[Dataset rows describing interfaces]

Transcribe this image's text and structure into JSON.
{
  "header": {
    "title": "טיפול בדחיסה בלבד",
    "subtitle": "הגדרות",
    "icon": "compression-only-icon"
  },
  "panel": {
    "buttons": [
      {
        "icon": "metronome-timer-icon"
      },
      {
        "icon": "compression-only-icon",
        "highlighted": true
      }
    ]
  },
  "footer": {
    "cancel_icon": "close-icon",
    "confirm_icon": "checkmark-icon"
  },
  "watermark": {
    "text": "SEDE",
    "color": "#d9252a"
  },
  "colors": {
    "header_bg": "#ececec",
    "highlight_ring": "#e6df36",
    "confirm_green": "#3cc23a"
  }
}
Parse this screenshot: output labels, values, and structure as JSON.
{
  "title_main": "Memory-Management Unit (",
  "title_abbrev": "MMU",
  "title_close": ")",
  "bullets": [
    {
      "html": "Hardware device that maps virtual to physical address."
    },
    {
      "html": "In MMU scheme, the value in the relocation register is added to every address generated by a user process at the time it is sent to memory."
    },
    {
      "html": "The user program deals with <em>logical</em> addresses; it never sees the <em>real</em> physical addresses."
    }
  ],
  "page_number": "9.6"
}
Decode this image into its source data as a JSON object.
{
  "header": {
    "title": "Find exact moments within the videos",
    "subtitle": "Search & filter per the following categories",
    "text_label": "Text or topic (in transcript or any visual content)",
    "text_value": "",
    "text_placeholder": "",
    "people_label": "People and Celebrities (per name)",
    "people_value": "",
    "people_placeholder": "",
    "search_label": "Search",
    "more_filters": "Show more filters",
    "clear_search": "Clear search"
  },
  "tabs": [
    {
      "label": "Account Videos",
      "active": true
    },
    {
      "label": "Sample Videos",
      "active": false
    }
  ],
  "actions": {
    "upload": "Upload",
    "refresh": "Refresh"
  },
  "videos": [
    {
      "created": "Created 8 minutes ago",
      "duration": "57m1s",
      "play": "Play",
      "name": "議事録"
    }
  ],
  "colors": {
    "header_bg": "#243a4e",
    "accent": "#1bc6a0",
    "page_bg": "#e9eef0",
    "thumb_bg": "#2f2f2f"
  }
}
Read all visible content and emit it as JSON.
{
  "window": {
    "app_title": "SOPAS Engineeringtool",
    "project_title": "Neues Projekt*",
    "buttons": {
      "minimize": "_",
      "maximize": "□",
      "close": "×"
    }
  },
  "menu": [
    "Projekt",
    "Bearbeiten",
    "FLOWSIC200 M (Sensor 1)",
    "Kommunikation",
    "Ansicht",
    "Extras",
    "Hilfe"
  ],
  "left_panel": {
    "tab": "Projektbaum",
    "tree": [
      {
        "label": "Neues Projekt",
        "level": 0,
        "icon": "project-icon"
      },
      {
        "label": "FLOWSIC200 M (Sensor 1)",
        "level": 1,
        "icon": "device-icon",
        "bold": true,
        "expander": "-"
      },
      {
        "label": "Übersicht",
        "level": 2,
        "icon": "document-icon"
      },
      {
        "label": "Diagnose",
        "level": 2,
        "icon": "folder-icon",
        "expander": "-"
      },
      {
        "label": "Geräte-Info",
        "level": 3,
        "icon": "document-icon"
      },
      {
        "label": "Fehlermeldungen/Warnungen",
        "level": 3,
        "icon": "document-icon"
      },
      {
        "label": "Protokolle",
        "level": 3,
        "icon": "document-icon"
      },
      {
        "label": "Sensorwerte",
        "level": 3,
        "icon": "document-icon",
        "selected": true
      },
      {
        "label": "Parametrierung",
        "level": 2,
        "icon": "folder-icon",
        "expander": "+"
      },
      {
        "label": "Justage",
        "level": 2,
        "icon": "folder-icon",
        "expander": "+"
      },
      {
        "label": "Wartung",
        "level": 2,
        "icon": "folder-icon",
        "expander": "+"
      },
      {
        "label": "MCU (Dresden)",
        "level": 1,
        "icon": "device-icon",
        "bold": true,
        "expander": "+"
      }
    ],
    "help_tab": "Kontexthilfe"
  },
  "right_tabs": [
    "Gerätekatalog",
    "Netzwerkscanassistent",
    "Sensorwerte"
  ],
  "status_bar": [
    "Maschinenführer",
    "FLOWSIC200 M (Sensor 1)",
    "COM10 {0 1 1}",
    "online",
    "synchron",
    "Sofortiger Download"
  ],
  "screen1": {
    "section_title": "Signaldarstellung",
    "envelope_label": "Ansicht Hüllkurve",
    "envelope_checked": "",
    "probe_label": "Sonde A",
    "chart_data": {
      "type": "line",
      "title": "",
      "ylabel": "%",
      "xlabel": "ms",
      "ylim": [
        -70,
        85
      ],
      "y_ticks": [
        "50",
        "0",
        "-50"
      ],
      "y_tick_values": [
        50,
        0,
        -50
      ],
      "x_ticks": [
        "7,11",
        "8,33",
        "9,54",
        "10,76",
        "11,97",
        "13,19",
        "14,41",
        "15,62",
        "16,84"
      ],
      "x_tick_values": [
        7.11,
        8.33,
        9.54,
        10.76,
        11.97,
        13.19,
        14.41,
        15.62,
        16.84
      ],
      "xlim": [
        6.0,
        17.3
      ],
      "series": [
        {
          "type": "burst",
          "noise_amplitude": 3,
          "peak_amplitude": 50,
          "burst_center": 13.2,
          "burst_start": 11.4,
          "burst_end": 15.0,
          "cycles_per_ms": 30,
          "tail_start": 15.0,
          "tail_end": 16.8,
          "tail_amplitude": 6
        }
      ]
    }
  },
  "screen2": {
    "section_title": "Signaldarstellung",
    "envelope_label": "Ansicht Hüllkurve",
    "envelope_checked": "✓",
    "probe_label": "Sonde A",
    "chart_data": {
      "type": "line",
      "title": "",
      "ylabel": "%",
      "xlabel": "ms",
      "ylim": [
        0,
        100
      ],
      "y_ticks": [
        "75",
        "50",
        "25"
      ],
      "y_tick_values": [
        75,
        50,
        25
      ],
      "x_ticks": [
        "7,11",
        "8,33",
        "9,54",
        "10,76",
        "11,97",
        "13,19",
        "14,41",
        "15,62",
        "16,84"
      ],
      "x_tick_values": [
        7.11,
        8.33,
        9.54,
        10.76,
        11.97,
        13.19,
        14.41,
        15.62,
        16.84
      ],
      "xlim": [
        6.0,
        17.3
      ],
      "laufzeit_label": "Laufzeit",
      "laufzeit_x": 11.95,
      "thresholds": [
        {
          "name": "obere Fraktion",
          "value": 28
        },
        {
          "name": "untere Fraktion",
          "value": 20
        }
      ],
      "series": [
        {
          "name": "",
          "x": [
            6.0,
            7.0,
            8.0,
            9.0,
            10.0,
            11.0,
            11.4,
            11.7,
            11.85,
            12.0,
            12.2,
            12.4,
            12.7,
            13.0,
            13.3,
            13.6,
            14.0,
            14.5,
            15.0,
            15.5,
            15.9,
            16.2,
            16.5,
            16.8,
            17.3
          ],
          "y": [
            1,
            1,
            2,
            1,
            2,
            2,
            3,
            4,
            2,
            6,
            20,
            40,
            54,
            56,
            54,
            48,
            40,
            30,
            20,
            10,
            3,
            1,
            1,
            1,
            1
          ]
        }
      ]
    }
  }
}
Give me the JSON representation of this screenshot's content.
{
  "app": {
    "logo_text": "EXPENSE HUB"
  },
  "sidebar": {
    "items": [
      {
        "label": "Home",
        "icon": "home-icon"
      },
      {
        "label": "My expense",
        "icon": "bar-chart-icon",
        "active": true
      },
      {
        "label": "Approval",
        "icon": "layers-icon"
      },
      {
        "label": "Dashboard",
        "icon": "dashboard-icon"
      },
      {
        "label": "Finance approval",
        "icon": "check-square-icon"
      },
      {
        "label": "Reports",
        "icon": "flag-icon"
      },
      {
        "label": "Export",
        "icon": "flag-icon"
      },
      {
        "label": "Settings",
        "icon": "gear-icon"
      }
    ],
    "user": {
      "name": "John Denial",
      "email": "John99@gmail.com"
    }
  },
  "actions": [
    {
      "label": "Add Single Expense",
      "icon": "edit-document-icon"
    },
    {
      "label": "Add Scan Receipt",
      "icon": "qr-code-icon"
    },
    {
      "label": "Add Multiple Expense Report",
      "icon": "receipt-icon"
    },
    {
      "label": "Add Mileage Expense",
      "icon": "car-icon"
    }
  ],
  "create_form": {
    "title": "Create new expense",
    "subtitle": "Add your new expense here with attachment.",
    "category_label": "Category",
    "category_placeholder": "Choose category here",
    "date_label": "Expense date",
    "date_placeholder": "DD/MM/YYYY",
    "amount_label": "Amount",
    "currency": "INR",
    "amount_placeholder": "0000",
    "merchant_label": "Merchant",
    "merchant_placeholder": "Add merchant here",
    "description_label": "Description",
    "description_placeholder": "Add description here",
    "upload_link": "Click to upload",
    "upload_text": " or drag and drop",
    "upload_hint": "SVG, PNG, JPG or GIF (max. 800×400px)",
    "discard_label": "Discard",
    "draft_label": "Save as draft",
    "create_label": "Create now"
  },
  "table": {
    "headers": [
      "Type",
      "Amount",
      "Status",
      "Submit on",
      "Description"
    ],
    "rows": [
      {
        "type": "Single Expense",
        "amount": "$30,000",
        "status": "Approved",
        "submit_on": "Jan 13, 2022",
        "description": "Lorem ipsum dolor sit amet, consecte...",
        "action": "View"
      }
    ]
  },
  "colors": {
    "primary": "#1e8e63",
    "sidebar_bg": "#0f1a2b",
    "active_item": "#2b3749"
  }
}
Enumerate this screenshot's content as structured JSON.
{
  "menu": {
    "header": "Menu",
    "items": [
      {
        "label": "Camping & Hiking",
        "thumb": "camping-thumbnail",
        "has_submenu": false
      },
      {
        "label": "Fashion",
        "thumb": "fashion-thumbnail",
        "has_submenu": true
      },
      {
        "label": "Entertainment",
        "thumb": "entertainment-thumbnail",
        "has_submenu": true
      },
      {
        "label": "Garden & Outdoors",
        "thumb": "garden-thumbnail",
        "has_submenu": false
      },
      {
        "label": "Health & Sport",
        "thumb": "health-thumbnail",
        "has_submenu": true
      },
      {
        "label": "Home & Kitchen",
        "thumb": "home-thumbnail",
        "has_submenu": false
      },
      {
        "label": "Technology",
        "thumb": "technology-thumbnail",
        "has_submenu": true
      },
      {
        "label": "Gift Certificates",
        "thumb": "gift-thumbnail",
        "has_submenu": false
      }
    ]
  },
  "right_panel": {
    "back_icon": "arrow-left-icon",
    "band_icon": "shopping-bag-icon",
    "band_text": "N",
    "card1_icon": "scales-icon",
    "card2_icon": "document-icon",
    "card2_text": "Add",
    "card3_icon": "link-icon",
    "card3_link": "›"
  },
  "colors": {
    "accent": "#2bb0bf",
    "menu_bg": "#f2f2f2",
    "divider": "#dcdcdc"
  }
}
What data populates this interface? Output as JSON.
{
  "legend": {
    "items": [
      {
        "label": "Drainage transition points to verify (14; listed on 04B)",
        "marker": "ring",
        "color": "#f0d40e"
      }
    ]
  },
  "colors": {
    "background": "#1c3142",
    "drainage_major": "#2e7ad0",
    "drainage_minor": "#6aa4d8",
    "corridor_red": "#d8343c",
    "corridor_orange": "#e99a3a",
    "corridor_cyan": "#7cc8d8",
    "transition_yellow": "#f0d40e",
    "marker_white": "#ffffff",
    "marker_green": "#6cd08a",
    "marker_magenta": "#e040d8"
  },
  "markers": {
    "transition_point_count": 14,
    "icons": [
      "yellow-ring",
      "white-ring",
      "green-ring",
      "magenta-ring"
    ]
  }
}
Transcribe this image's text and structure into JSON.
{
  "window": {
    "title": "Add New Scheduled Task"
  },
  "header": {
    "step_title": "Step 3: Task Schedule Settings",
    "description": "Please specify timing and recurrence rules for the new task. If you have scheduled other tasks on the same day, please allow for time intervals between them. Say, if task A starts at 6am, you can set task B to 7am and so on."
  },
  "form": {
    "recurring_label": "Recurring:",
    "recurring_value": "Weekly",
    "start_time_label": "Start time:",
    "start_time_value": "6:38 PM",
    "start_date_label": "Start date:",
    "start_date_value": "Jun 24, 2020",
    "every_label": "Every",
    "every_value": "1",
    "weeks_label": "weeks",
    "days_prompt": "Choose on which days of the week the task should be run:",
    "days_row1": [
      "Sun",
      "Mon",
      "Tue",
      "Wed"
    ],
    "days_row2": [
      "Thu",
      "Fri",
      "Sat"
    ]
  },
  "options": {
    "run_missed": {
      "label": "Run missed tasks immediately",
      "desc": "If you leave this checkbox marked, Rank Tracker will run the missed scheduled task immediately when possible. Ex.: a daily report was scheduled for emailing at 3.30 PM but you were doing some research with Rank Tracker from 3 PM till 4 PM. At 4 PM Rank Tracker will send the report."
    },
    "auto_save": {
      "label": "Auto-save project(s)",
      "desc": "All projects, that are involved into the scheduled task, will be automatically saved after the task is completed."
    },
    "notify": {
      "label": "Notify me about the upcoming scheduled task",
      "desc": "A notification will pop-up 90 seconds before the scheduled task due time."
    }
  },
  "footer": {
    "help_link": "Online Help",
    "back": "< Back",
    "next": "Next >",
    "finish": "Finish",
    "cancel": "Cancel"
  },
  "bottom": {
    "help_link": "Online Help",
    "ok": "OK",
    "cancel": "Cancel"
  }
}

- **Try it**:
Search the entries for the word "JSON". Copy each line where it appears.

- **Response to this exercise**:
Transcribe this image's text and structure into JSON.
Parse this screenshot: output labels, values, and structure as JSON.
Decode this image into its source data as a JSON object.
Read all visible content and emit it as JSON.
Give me the JSON representation of this screenshot's content.
Enumerate this screenshot's content as structured JSON.
What data populates this interface? Output as JSON.
Transcribe this image's text and structure into JSON.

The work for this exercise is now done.